_YOUR TASK_
When you write out the entries, keep every line exactly as it appears.

_Web page and app entries_

+++++

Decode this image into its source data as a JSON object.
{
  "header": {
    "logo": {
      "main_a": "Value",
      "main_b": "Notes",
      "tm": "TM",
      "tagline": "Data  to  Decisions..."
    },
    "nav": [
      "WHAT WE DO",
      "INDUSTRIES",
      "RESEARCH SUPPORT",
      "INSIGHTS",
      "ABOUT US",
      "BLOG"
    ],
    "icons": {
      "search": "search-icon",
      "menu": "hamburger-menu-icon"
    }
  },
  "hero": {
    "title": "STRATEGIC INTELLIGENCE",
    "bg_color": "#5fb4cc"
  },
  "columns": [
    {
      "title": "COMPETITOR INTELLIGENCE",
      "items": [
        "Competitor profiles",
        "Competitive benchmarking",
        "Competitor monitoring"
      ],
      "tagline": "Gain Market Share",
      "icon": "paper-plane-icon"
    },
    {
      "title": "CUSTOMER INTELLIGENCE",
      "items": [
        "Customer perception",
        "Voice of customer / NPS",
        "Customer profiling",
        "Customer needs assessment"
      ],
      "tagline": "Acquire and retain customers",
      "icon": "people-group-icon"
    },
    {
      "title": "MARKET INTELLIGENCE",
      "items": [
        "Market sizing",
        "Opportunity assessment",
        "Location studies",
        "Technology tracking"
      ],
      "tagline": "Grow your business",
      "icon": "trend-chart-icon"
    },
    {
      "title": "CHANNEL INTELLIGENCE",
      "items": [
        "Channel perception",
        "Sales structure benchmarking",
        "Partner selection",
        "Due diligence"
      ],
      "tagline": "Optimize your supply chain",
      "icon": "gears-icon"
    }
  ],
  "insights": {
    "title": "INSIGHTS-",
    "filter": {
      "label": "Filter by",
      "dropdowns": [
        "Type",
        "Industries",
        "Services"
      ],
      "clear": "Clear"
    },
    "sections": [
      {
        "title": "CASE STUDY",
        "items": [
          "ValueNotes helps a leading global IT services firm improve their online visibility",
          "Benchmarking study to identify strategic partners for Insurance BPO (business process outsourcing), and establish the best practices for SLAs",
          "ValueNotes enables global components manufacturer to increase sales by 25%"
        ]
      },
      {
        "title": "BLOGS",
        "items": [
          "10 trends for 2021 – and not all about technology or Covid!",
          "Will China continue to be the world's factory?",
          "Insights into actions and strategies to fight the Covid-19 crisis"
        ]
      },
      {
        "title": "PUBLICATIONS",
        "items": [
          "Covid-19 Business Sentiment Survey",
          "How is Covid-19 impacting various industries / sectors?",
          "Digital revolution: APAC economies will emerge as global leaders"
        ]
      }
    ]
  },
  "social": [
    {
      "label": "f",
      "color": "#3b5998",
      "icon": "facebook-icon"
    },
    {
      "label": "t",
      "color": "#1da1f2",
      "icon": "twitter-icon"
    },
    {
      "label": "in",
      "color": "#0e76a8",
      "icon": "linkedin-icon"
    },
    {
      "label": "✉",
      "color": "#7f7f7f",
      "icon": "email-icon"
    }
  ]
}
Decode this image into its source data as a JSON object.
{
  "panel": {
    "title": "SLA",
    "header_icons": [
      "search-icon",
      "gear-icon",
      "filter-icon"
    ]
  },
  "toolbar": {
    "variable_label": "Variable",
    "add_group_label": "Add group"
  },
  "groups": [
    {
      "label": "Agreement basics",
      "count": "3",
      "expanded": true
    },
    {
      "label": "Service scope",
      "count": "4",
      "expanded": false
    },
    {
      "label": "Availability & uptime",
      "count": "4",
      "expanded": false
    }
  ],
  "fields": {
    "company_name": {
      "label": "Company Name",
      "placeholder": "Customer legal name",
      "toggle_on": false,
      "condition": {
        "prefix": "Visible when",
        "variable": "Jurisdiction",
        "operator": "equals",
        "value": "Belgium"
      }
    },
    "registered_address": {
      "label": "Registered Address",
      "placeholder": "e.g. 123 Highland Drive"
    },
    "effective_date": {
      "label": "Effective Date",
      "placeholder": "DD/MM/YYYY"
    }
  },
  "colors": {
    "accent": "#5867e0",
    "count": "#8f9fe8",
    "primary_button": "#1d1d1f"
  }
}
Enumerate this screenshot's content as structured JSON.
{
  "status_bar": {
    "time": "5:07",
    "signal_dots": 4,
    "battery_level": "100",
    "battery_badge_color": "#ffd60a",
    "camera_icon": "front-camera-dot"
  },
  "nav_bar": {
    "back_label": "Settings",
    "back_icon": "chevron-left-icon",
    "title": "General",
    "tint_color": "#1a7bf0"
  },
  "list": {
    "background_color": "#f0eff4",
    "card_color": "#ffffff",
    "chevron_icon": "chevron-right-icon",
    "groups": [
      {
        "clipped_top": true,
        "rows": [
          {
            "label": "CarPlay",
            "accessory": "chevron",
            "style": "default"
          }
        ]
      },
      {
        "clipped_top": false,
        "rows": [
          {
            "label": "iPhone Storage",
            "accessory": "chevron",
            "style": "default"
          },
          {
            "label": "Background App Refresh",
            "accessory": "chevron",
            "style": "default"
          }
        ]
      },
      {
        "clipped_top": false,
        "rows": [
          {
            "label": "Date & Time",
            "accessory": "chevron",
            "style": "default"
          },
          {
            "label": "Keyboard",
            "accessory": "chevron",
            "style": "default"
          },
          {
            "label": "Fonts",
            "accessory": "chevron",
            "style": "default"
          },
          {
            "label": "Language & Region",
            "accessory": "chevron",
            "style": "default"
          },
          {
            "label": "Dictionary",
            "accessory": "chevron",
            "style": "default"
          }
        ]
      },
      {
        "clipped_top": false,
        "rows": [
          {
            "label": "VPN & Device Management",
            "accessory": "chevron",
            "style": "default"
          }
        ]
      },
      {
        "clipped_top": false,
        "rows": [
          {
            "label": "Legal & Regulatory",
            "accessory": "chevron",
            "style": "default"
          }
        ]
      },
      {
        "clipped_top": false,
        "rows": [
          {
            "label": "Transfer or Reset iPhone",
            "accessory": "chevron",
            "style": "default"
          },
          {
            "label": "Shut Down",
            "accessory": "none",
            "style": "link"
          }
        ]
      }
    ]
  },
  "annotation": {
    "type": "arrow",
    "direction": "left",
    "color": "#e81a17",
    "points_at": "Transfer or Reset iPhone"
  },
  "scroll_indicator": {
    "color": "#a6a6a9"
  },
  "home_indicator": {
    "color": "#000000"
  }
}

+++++

_EXERCISE ANSWER_
Decode this image into its source data as a JSON object.
{
  "header": {
    "logo": {
      "main_a": "Value",
      "main_b": "Notes",
      "tm": "TM",
      "tagline": "Data  to  Decisions..."
    },
    "nav": [
      "WHAT WE DO",
      "INDUSTRIES",
      "RESEARCH SUPPORT",
      "INSIGHTS",
      "ABOUT US",
      "BLOG"
    ],
    "icons": {
      "search": "search-icon",
      "menu": "hamburger-menu-icon"
    }
  },
  "hero": {
    "title": "STRATEGIC INTELLIGENCE",
    "bg_color": "#5fb4cc"
  },
  "columns": [
    {
      "title": "COMPETITOR INTELLIGENCE",
      "items": [
        "Competitor profiles",
        "Competitive benchmarking",
        "Competitor monitoring"
      ],
      "tagline": "Gain Market Share",
      "icon": "paper-plane-icon"
    },
    {
      "title": "CUSTOMER INTELLIGENCE",
      "items": [
        "Customer perception",
        "Voice of customer / NPS",
        "Customer profiling",
        "Customer needs assessment"
      ],
      "tagline": "Acquire and retain customers",
      "icon": "people-group-icon"
    },
    {
      "title": "MARKET INTELLIGENCE",
      "items": [
        "Market sizing",
        "Opportunity assessment",
        "Location studies",
        "Technology tracking"
      ],
      "tagline": "Grow your business",
      "icon": "trend-chart-icon"
    },
    {
      "title": "CHANNEL INTELLIGENCE",
      "items": [
        "Channel perception",
        "Sales structure benchmarking",
        "Partner selection",
        "Due diligence"
      ],
      "tagline": "Optimize your supply chain",
      "icon": "gears-icon"
    }
  ],
  "insights": {
    "title": "INSIGHTS-",
    "filter": {
      "label": "Filter by",
      "dropdowns": [
        "Type",
        "Industries",
        "Services"
      ],
      "clear": "Clear"
    },
    "sections": [
      {
        "title": "CASE STUDY",
        "items": [
          "ValueNotes helps a leading global IT services firm improve their online visibility",
          "Benchmarking study to identify strategic partners for Insurance BPO (business process outsourcing), and establish the best practices for SLAs",
          "ValueNotes enables global components manufacturer to increase sales by 25%"
        ]
      },
      {
        "title": "BLOGS",
        "items": [
          "10 trends for 2021 – and not all about technology or Covid!",
          "Will China continue to be the world's factory?",
          "Insights into actions and strategies to fight the Covid-19 crisis"
        ]
      },
      {
        "title": "PUBLICATIONS",
        "items": [
          "Covid-19 Business Sentiment Survey",
          "How is Covid-19 impacting various industries / sectors?",
          "Digital revolution: APAC economies will emerge as global leaders"
        ]
      }
    ]
  },
  "social": [
    {
      "label": "f",
      "color": "#3b5998",
      "icon": "facebook-icon"
    },
    {
      "label": "t",
      "color": "#1da1f2",
      "icon": "twitter-icon"
    },
    {
      "label": "in",
      "color": "#0e76a8",
      "icon": "linkedin-icon"
    },
    {
      "label": "✉",
      "color": "#7f7f7f",
      "icon": "email-icon"
    }
  ]
}
Decode this image into its source data as a JSON object.
{
  "panel": {
    "title": "SLA",
    "header_icons": [
      "search-icon",
      "gear-icon",
      "filter-icon"
    ]
  },
  "toolbar": {
    "variable_label": "Variable",
    "add_group_label": "Add group"
  },
  "groups": [
    {
      "label": "Agreement basics",
      "count": "3",
      "expanded": true
    },
    {
      "label": "Service scope",
      "count": "4",
      "expanded": false
    },
    {
      "label": "Availability & uptime",
      "count": "4",
      "expanded": false
    }
  ],
  "fields": {
    "company_name": {
      "label": "Company Name",
      "placeholder": "Customer legal name",
      "toggle_on": false,
      "condition": {
        "prefix": "Visible when",
        "variable": "Jurisdiction",
        "operator": "equals",
        "value": "Belgium"
      }
    },
    "registered_address": {
      "label": "Registered Address",
      "placeholder": "e.g. 123 Highland Drive"
    },
    "effective_date": {
      "label": "Effective Date",
      "placeholder": "DD/MM/YYYY"
    }
  },
  "colors": {
    "accent": "#5867e0",
    "count": "#8f9fe8",
    "primary_button": "#1d1d1f"
  }
}
Enumerate this screenshot's content as structured JSON.
{
  "status_bar": {
    "time": "5:07",
    "signal_dots": 4,
    "battery_level": "100",
    "battery_badge_color": "#ffd60a",
    "camera_icon": "front-camera-dot"
  },
  "nav_bar": {
    "back_label": "Settings",
    "back_icon": "chevron-left-icon",
    "title": "General",
    "tint_color": "#1a7bf0"
  },
  "list": {
    "background_color": "#f0eff4",
    "card_color": "#ffffff",
    "chevron_icon": "chevron-right-icon",
    "groups": [
      {
        "clipped_top": true,
        "rows": [
          {
            "label": "CarPlay",
            "accessory": "chevron",
            "style": "default"
          }
        ]
      },
      {
        "clipped_top": false,
        "rows": [
          {
            "label": "iPhone Storage",
            "accessory": "chevron",
            "style": "default"
          },
          {
            "label": "Background App Refresh",
            "accessory": "chevron",
            "style": "default"
          }
        ]
      },
      {
        "clipped_top": false,
        "rows": [
          {
            "label": "Date & Time",
            "accessory": "chevron",
            "style": "default"
          },
          {
            "label": "Keyboard",
            "accessory": "chevron",
            "style": "default"
          },
          {
            "label": "Fonts",
            "accessory": "chevron",
            "style": "default"
          },
          {
            "label": "Language & Region",
            "accessory": "chevron",
            "style": "default"
          },
          {
            "label": "Dictionary",
            "accessory": "chevron",
            "style": "default"
          }
        ]
      },
      {
        "clipped_top": false,
        "rows": [
          {
            "label": "VPN & Device Management",
            "accessory": "chevron",
            "style": "default"
          }
        ]
      },
      {
        "clipped_top": false,
        "rows": [
          {
            "label": "Legal & Regulatory",
            "accessory": "chevron",
            "style": "default"
          }
        ]
      },
      {
        "clipped_top": false,
        "rows": [
          {
            "label": "Transfer or Reset iPhone",
            "accessory": "chevron",
            "style": "default"
          },
          {
            "label": "Shut Down",
            "accessory": "none",
            "style": "link"
          }
        ]
      }
    ]
  },
  "annotation": {
    "type": "arrow",
    "direction": "left",
    "color": "#e81a17",
    "points_at": "Transfer or Reset iPhone"
  },
  "scroll_indicator": {
    "color": "#a6a6a9"
  },
  "home_indicator": {
    "color": "#000000"
  }
}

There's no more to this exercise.